▸ Data:
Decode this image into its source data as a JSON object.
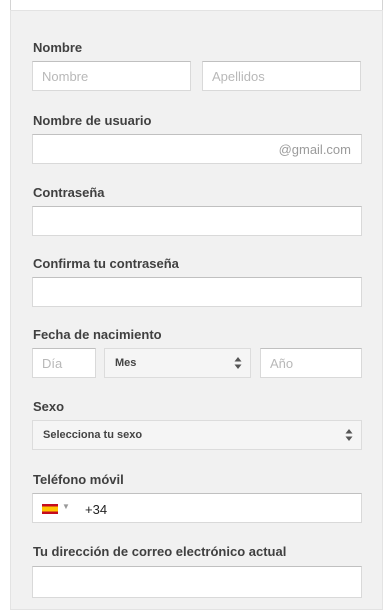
{
  "form": {
    "name": {
      "label": "Nombre",
      "first_placeholder": "Nombre",
      "last_placeholder": "Apellidos"
    },
    "username": {
      "label": "Nombre de usuario",
      "suffix": "@gmail.com"
    },
    "password": {
      "label": "Contraseña"
    },
    "confirm_password": {
      "label": "Confirma tu contraseña"
    },
    "birthdate": {
      "label": "Fecha de nacimiento",
      "day_placeholder": "Día",
      "month_selected": "Mes",
      "year_placeholder": "Año"
    },
    "gender": {
      "label": "Sexo",
      "selected": "Selecciona tu sexo"
    },
    "phone": {
      "label": "Teléfono móvil",
      "country_code": "+34",
      "flag_icon": "spain-flag-icon"
    },
    "current_email": {
      "label": "Tu dirección de correo electrónico actual"
    }
  },
  "colors": {
    "panel_bg": "#f1f1f1",
    "label_text": "#404040",
    "placeholder": "#b8b8b8",
    "flag_red": "#c60b1e",
    "flag_yellow": "#ffc400"
  }
}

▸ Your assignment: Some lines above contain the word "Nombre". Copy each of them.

▸ Task answer:
      "label": "Nombre",
      "first_placeholder": "Nombre",
      "label": "Nombre de usuario",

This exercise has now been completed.